#### Output 2. Test Results

Explanations and Guidelines for Evaluating Kappa
• Cohen's Kappa Statistic > 0.75: excellent reproducibility
• 0.4 <= Cohen's Kappa Statistic <= 0.75: good reproducibility
• 0 <= Cohen's Kappa Statistic < 0.4: marginal reproducibility
• Cohen’s kappa takes into account disagreement between the two raters, but not the degree of disagreement.
• The weighted kappa is calculated using a predefined table of weights that measure the degree of disagreement between the two raters. The higher the disagreement, the higher the weight.

In this default setting, we concluded that the response from Survey1 and Survey2 did not have good reproducibility, just marginally reproducible.

# Mantel-Haenszel Test for 2 Categories of Factor in Case-Control Status under K Confounding Strata

#### 1. Functionalities

• To determine by controlling the stratum/confounding if there is an association between the case-control status (rows) and factor status (columns)
• Two nominal variables are conditionally independent in K strata
• To get the percentage table and plot and the expected value of each cell

#### 2. About your count data, 2 x 2 contingency table under K strata

• You have counts for several 2 x 2 contingency table
• Each 2 x 2 contingency table was under one-factor stratum

#### Case Example

Suppose we wanted to see the effect of passive smoking on cancer risk. One potential confounding was smoking by the participants themselves. Because personal smoking is also related to both cancer risk and spouse smoking. Thus, we controlled for personal active smoking before looking at the relationship between passive smoking and cancer risk. We got two 2 x 2 tables, one was from the active smoking group, including 466 people, and the other was from a non-active smoking group with 532 people. As shown in the input data.

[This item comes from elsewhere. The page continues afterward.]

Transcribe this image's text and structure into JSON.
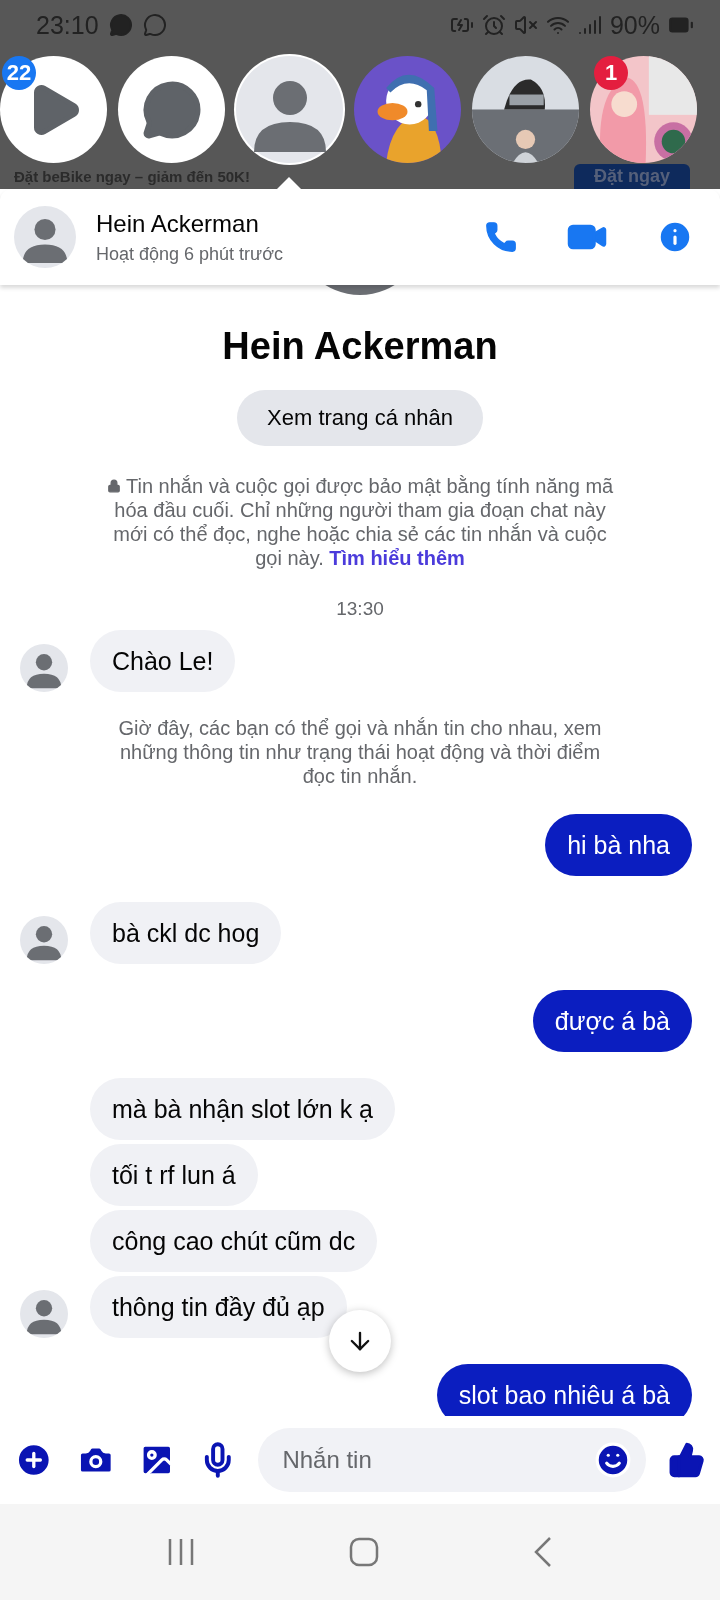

We wanted to know if passive smoking significantly related to cancer risk after controlling for active smoking; or, whether the odds ratios were significantly different.

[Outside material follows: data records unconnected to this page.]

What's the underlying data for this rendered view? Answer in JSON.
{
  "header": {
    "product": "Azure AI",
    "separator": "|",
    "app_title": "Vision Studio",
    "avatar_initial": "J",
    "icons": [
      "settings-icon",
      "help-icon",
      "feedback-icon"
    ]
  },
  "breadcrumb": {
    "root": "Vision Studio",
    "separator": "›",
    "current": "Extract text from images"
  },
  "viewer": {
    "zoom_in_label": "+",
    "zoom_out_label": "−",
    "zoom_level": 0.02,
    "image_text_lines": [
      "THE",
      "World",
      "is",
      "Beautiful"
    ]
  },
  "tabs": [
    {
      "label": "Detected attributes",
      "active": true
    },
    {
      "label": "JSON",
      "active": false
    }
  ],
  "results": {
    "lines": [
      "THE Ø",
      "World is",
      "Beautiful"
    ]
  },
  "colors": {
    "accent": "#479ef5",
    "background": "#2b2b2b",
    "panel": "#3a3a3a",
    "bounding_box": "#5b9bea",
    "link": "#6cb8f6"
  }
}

#### Output 1. Contingency Table

K layers 2 x 2 Contingency Table

The first 2 rows indicated 2 x 2 contingency table in the first stratum and followed by a 2 x 2 table from the second stratum.

#### Output 2. Test Results

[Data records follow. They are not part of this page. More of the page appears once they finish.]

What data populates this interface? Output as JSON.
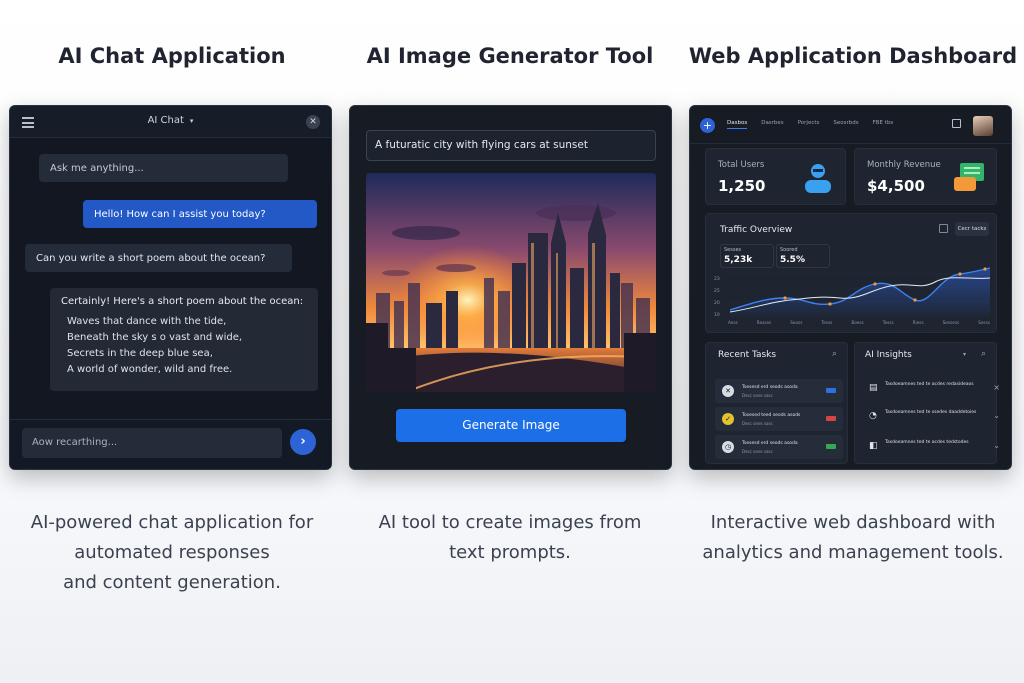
{
  "titles": {
    "chat": "AI Chat Application",
    "image": "AI Image Generator Tool",
    "dashboard": "Web Application Dashboard"
  },
  "captions": {
    "chat": [
      "AI-powered chat application for",
      "automated responses",
      "and content generation."
    ],
    "image": [
      "AI tool to create images from",
      "text prompts."
    ],
    "dashboard": [
      "Interactive web dashboard with",
      "analytics and management tools."
    ]
  },
  "chat": {
    "title": "AI Chat",
    "messages": {
      "m1": "Ask me anything...",
      "m2": "Hello! How can I assist you today?",
      "m3": "Can you write a short poem about the ocean?",
      "m4_intro": "Certainly! Here's a short poem about the ocean:",
      "poem": [
        "Waves that dance with the tide,",
        "Beneath the sky s o vast and wide,",
        "Secrets in the deep blue sea,",
        "A world of wonder, wild and free."
      ]
    },
    "input_placeholder": "Aow recarthing..."
  },
  "image_tool": {
    "prompt": "A futuratic city with flying cars at sunset",
    "button": "Generate Image"
  },
  "dashboard": {
    "nav": [
      "Dasbos",
      "Dasrbes",
      "Porjects",
      "Seosrbds",
      "FBE tbs"
    ],
    "total_users_label": "Total Users",
    "total_users": "1,250",
    "revenue_label": "Monthly Revenue",
    "revenue": "$4,500",
    "traffic_title": "Traffic Overview",
    "traffic_btn": "Cecr tacks",
    "traffic_stat1_label": "Sesses",
    "traffic_stat1": "5,23k",
    "traffic_stat2_label": "Soored",
    "traffic_stat2": "5.5%",
    "x_ticks": [
      "Aess",
      "Rasses",
      "Seoss",
      "Tesss",
      "Boess",
      "Tesss",
      "Riess",
      "Sessess",
      "Sesss"
    ],
    "y_ticks": [
      "23",
      "25",
      "20",
      "10"
    ],
    "recent_tasks_title": "Recent Tasks",
    "ai_insights_title": "AI Insights",
    "tasks": [
      {
        "t1": "Tsesesd erd seods asoda",
        "t2": "Desc ones sass",
        "tag": "#2f6fe0",
        "icon": "#d7dce4",
        "glyph": "✕"
      },
      {
        "t1": "Tosesed teed seods asods",
        "t2": "Desc ones sass",
        "tag": "#d64545",
        "icon": "#e6c230",
        "glyph": "✓"
      },
      {
        "t1": "Tsesesd erd seods asoda",
        "t2": "Desc ones sass",
        "tag": "#35a853",
        "icon": "#d7dce4",
        "glyph": "◷"
      }
    ],
    "insights": [
      {
        "t": "Tasdoeamnes ted te acdes redasideaos",
        "icon": "▤"
      },
      {
        "t": "Tasdoeamnes ted te ssedes daaddetoies",
        "icon": "◔"
      },
      {
        "t": "Tasdoeamnes ted te acdes tedstodes",
        "icon": "◧"
      }
    ],
    "colors": {
      "accent": "#2e63d6",
      "chart_line_1": "#3b82f6",
      "chart_line_2": "#e6ecf5",
      "points": "#f29a3a"
    }
  }
}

Explanations
• P Value < 0.05, to control for personal smoking, passive smoking and cancer risk has a significant relation, the odds ratios are significantly different. (Accept alternative hypothesis)
• P Value >= 0.05, to control for personal smoking, passive smoking and cancer risk has no significant relation. (Accept null hypothesis)

In this default setting, we conclude that there was significant relationship between cancer risk and passive smoking, by controlling the personal actively smoking. (P < 0.001)

# Cochran-Mantel-Haenszel for >2 Categories of Factor in >2 Status under K Strata

#### 1. Functionalities

• To determine by controlling the stratum/confounding if there is an association between the case-control status (rows) and factor status (columns)
• Two nominal variables are conditionally independent in K strata
• To get the percentage table and plot and the expected value of each cell

#### 2. About your count data, R x C contingency table under K strata

• You have counts for several R by C table
• Each R x C contingency table was under one-factor stratum

#### Case Example

Suppose we wanted to know the relation between snoring and ages. A survey was done on 3513 individuals 30-60 years old, with 1843 women and 1670 men. Considering gender might be the confounding variable in this study, we created a 3 x 2 table in women strata and men strata. We wanted to know if ages significantly related to snoring after controlling gender.

#### Output 1. Contingency Table

K layers R x C Contingency Table

The first R rows indicated an R x C contingency table in the first stratum and followed by an R x C table from the second stratum.

#### Output 2. Test Results

Explanations
• P Value < 0.05, by controlling the gender, the prevalence of habitual snoring and ages have a significant relation, the odds ratios are significantly different. (Accept the alternative hypothesis)
• P Value >= 0.05, by controlling the gender, the prevalence of habitual snoring and ages have no significant relation. (Accept the null hypothesis)

In this default setting, we conclude that there was a significant relationship between the prevalence of habitual snoring and ages, by controlling the gender. (P < 0.001)